Arriving by scooter, Mrs Maria makes and bakes bread in a small room on the side of a hill in the village of Kefalos. This sea facing room, a short scooter ride from Mrs Maria’s house, has been her personal bakery for thirty years where she produces bread for her family and friends. This once a month ritual normally begins at 6am and finishes 6 hours later. Without electricity, the little bakery fills with light through an opening in the stone wall, opposite a traditional oven. Kneading the dough with only her hands, Mrs Maria doesn’t use any machinery to produce her bread, rather she is aided by modest utensils. The dough is decanted into a traditional wooden basket lined with a white tea towel, then laid to rest on one of the two single beds in the room, and covered with four layers of heavy blankets. Before the dough enters the stone oven, Mrs Maria uses a hair comb and a razor blade to mark a pattern in her loaf. Originating in a past era, this personal bakery has stood the test of time, Mrs Maria’s persistent use of simple techniques and tools continue to impress, and her bread is in demand by those in the know in Kos.

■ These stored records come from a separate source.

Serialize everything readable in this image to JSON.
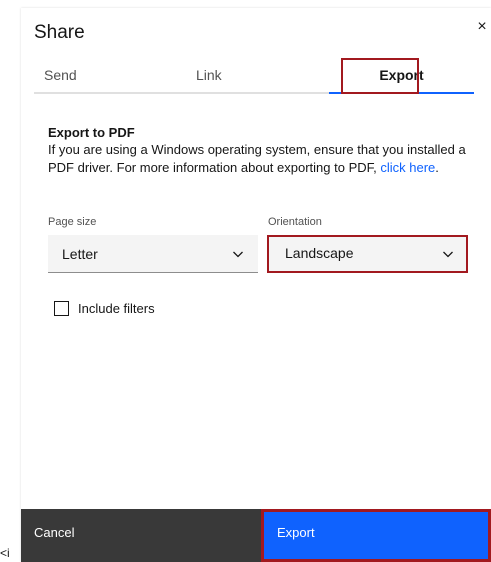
{
  "modal": {
    "title": "Share",
    "close_glyph": "×"
  },
  "tabs": [
    {
      "label": "Send",
      "selected": false
    },
    {
      "label": "Link",
      "selected": false
    },
    {
      "label": "Export",
      "selected": true
    }
  ],
  "export": {
    "section_title": "Export to PDF",
    "description": "If you are using a Windows operating system, ensure that you installed a PDF driver. For more information about exporting to PDF, ",
    "link_text": "click here",
    "link_suffix": "."
  },
  "page_size": {
    "label": "Page size",
    "value": "Letter"
  },
  "orientation": {
    "label": "Orientation",
    "value": "Landscape"
  },
  "include_filters": {
    "label": "Include filters",
    "checked": false
  },
  "footer": {
    "cancel_label": "Cancel",
    "export_label": "Export"
  },
  "stray_text": "<i",
  "colors": {
    "accent": "#0f62fe",
    "highlight": "#a2191f",
    "cancel_bg": "#393939"
  }
}
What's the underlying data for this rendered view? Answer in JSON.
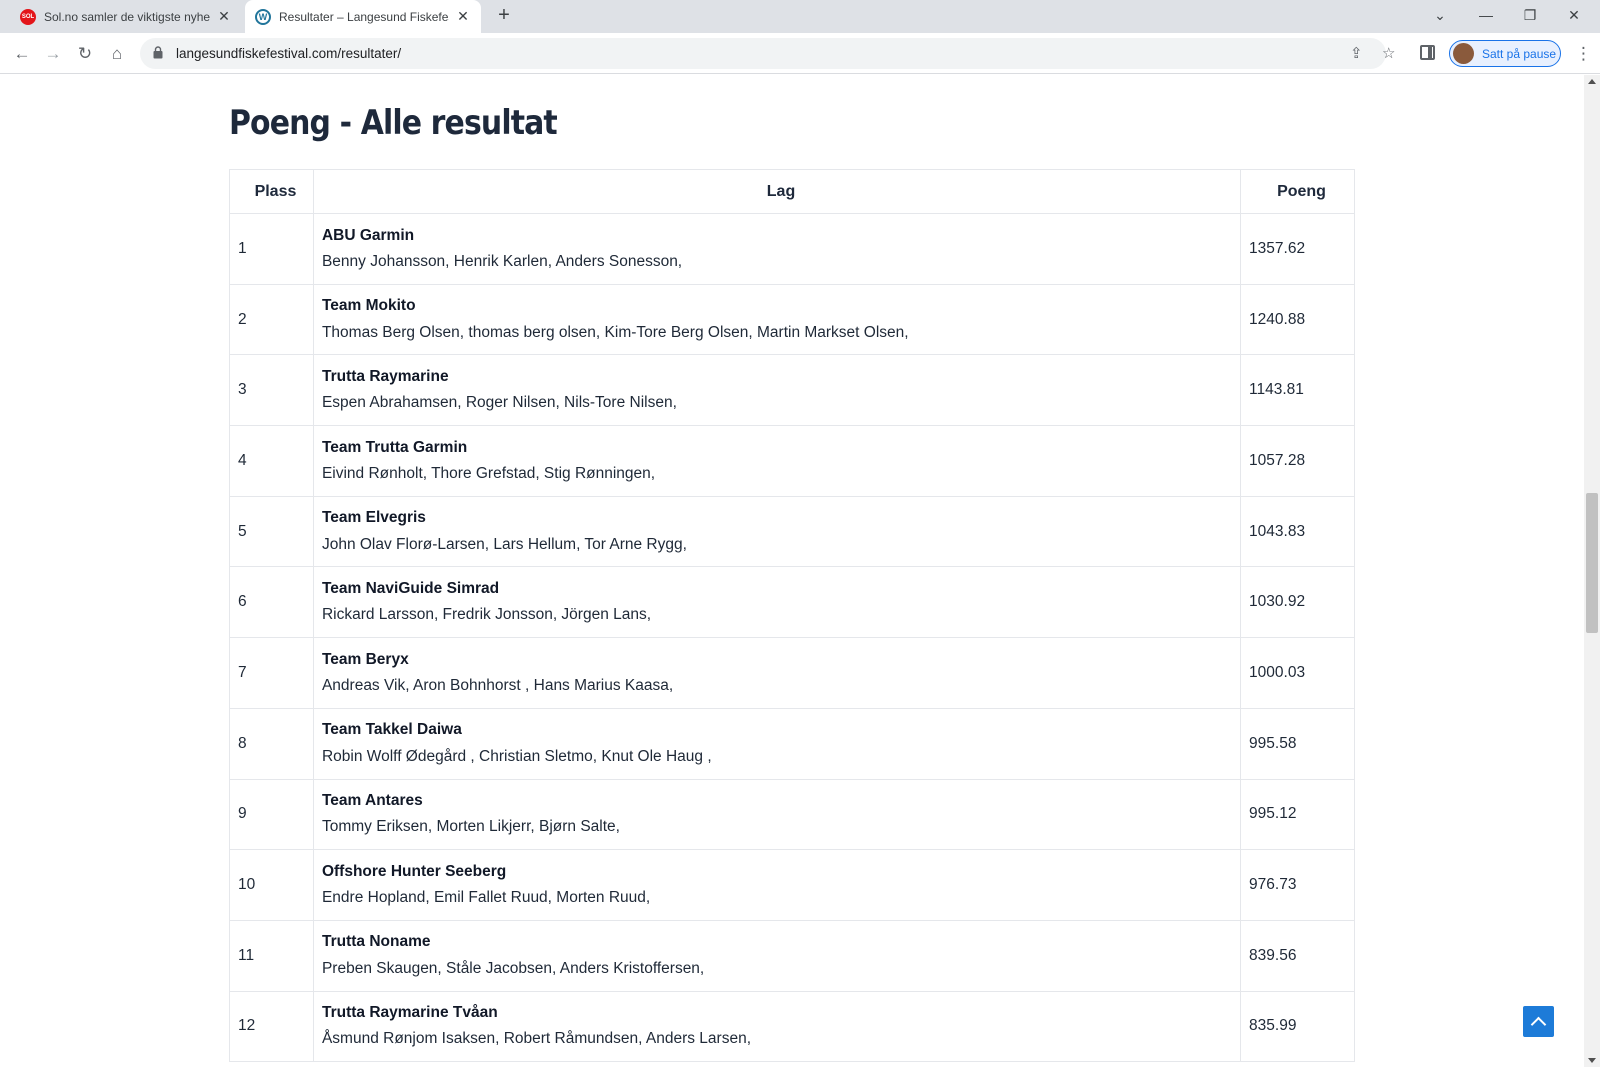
{
  "browser": {
    "tabs": [
      {
        "title": "Sol.no samler de viktigste nyhetene",
        "favicon_text": "SOL",
        "active": false
      },
      {
        "title": "Resultater – Langesund Fiskefestival",
        "favicon_text": "W",
        "active": true
      }
    ],
    "new_tab": "+",
    "url": "langesundfiskefestival.com/resultater/",
    "profile_label": "Satt på pause"
  },
  "page": {
    "title": "Poeng - Alle resultat",
    "table": {
      "headers": [
        "Plass",
        "Lag",
        "Poeng"
      ],
      "rows": [
        {
          "place": "1",
          "team": "ABU Garmin",
          "members": "Benny Johansson, Henrik Karlen, Anders Sonesson,",
          "points": "1357.62"
        },
        {
          "place": "2",
          "team": "Team Mokito",
          "members": "Thomas Berg Olsen, thomas berg olsen, Kim-Tore Berg Olsen, Martin Markset Olsen,",
          "points": "1240.88"
        },
        {
          "place": "3",
          "team": "Trutta Raymarine",
          "members": "Espen Abrahamsen, Roger Nilsen, Nils-Tore Nilsen,",
          "points": "1143.81"
        },
        {
          "place": "4",
          "team": "Team Trutta Garmin",
          "members": "Eivind Rønholt, Thore Grefstad, Stig Rønningen,",
          "points": "1057.28"
        },
        {
          "place": "5",
          "team": "Team Elvegris",
          "members": "John Olav Florø-Larsen, Lars Hellum, Tor Arne Rygg,",
          "points": "1043.83"
        },
        {
          "place": "6",
          "team": "Team NaviGuide Simrad",
          "members": "Rickard Larsson, Fredrik Jonsson, Jörgen Lans,",
          "points": "1030.92"
        },
        {
          "place": "7",
          "team": "Team Beryx",
          "members": "Andreas Vik, Aron Bohnhorst , Hans Marius Kaasa,",
          "points": "1000.03"
        },
        {
          "place": "8",
          "team": "Team Takkel Daiwa",
          "members": "Robin Wolff Ødegård , Christian Sletmo, Knut Ole Haug ,",
          "points": "995.58"
        },
        {
          "place": "9",
          "team": "Team Antares",
          "members": "Tommy Eriksen, Morten Likjerr, Bjørn Salte,",
          "points": "995.12"
        },
        {
          "place": "10",
          "team": "Offshore Hunter Seeberg",
          "members": "Endre Hopland, Emil Fallet Ruud, Morten Ruud,",
          "points": "976.73"
        },
        {
          "place": "11",
          "team": "Trutta Noname",
          "members": "Preben Skaugen, Ståle Jacobsen, Anders Kristoffersen,",
          "points": "839.56"
        },
        {
          "place": "12",
          "team": "Trutta Raymarine Tvåan",
          "members": "Åsmund Rønjom Isaksen, Robert Råmundsen, Anders Larsen,",
          "points": "835.99"
        }
      ]
    }
  },
  "icons": [
    "back-icon",
    "forward-icon",
    "reload-icon",
    "home-icon",
    "lock-icon",
    "share-icon",
    "star-icon",
    "side-panel-icon",
    "menu-icon",
    "scroll-to-top-icon"
  ]
}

Mrs Maria uses three types of flour, white, yellow and a traditional variety from the ‘Sitari’ (flour mill in Kos), which are sifted together in a large plastic tub. Once the dry flour is fully combined, the ‘prozimi’ (yeast) is added, which Mrs Maria makes the evening before using white flour and water. Hot water is introduced and Mrs Maria kneads the dough with her hands (refer to video). Once the dough has been vigorously kneaded, Mrs Maria cuts a portion of the dough with a piece of rounded plastic. The dough is kneaded on a table and rolled in a sprinkling of black and white sesame seeds, ensuring the bottom and side of the bread is covered. The dough is then placed in a wooden basket, lined with a tea towel to rise, before sprinkled with the sesame mix again. The bread is left to rise for an hour or so, covered in four layers of blankets. In the meantime, Mrs Maria heats up the oven by lighting wood and branches inside, which burn out for 15-20 minutes. Using a wet rag on the end of a long stick, Mrs Maria clears the ash away before she places the bread inside the oven. The bread is baked for approximately an hour.